WHAT TO WORK ON:
Pick out all lines of the entries that include the word "distance" and copy them.

== RECORD SET ==

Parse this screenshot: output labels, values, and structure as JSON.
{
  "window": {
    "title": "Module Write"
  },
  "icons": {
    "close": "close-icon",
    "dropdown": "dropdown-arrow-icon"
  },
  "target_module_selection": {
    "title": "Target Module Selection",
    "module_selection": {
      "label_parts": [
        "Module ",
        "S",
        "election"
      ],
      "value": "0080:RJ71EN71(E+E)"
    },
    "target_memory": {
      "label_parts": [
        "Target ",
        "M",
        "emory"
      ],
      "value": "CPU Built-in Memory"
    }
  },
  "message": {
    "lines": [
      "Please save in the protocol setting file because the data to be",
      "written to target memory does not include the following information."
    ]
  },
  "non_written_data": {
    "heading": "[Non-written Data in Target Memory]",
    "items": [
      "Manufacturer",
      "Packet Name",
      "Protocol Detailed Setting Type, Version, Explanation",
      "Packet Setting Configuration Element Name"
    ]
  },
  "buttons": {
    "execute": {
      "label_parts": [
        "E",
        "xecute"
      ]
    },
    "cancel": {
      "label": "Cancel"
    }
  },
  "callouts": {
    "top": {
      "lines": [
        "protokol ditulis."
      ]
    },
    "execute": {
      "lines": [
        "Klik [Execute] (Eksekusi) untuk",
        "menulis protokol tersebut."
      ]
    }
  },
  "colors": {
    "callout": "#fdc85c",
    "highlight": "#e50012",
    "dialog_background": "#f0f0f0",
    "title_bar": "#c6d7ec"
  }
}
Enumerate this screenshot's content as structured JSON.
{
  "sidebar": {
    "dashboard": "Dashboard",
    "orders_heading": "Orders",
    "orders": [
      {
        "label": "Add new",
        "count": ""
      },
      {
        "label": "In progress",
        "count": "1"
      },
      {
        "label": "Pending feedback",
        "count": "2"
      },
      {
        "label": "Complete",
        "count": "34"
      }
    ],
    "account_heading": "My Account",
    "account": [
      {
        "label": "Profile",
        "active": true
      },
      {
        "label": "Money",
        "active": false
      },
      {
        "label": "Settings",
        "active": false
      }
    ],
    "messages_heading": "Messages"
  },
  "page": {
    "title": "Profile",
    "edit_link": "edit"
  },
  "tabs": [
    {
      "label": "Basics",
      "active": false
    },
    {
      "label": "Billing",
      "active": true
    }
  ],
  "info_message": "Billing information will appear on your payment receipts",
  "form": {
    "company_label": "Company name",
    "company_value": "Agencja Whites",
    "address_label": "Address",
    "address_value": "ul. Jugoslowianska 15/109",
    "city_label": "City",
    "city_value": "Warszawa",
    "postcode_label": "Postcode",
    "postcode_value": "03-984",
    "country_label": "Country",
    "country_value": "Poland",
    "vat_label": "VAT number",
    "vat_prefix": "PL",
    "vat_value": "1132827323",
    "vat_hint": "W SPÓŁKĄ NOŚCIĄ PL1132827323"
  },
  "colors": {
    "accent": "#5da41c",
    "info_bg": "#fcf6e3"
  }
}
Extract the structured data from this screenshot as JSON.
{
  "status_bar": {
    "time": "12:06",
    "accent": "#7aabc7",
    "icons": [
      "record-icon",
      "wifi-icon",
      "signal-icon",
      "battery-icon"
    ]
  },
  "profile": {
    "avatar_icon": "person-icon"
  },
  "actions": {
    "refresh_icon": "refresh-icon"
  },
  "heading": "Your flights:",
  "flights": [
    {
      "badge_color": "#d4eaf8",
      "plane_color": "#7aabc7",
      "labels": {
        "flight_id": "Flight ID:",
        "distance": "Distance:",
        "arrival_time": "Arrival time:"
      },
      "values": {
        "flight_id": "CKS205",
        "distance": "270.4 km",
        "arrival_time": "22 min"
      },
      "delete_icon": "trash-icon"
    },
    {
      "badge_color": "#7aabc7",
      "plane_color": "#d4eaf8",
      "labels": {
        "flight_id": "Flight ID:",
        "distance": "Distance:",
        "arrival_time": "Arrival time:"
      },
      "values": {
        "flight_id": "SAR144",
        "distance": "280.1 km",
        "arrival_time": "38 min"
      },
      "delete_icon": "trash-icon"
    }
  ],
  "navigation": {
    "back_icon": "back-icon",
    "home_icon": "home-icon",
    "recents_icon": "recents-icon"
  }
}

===

REPLY:
        "distance": "Distance:",
        "distance": "270.4 km",
        "distance": "Distance:",
        "distance": "280.1 km",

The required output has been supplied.